[Excerpts from an interface dataset]

════

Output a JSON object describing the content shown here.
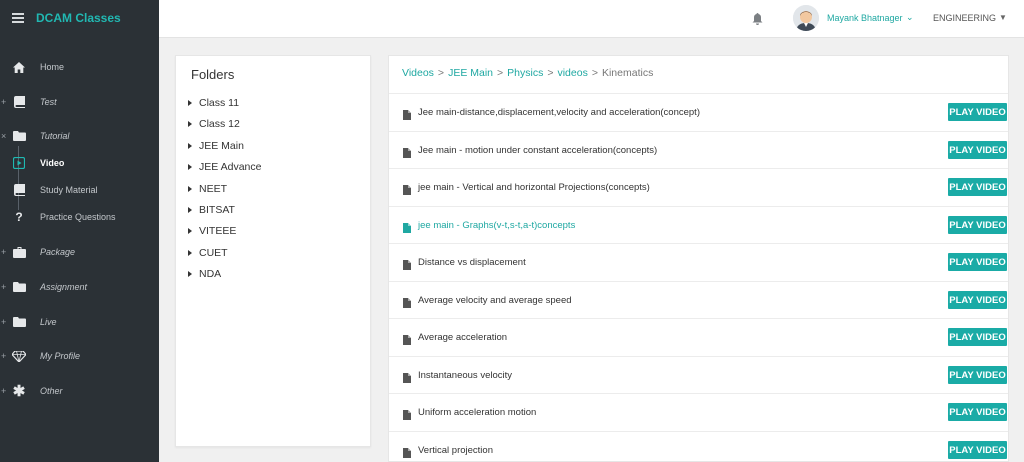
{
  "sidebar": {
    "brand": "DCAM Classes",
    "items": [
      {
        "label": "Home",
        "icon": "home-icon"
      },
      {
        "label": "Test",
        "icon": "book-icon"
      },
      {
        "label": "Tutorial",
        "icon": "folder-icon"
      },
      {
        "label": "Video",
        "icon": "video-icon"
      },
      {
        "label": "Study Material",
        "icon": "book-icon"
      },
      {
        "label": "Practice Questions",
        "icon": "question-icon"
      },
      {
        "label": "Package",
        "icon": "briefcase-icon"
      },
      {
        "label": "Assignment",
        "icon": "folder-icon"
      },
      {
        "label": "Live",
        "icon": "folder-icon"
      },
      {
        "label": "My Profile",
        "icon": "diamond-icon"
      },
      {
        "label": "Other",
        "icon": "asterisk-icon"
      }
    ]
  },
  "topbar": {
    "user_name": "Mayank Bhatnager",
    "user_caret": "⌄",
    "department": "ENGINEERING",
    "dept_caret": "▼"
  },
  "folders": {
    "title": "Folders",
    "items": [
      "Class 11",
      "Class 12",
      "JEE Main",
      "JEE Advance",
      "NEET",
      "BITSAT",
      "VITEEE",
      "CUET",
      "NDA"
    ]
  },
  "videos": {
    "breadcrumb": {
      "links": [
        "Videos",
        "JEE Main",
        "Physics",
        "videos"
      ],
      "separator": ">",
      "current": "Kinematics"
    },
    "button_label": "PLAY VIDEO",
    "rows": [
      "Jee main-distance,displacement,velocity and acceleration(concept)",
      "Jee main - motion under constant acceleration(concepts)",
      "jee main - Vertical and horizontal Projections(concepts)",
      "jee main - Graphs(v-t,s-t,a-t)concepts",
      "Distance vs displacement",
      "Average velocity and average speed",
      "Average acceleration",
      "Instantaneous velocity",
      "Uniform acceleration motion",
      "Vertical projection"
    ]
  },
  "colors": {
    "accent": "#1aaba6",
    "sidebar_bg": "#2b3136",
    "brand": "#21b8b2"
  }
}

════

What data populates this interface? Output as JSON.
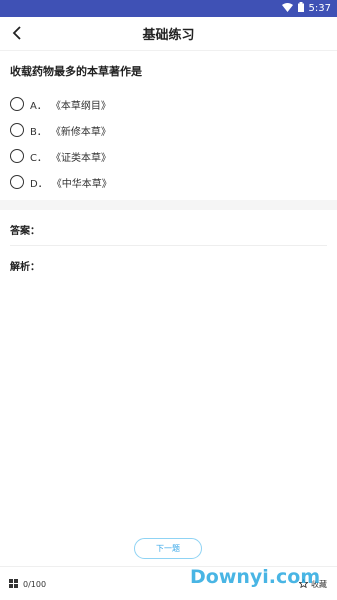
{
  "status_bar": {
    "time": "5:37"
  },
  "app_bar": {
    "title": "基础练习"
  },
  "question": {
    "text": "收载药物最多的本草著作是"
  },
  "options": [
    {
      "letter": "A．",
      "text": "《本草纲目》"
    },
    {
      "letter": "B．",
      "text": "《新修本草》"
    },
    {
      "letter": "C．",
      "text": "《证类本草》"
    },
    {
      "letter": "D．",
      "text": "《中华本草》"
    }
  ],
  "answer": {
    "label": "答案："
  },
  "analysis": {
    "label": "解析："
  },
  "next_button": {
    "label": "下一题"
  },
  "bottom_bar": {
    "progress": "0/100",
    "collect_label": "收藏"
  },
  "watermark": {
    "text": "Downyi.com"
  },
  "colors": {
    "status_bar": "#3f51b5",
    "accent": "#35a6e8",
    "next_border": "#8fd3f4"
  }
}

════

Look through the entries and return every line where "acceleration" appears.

§ Problem solution:
      "Jee main-distance,displacement,velocity and acceleration(concept)",
      "Jee main - motion under constant acceleration(concepts)",
      "Average acceleration",
      "Uniform acceleration motion",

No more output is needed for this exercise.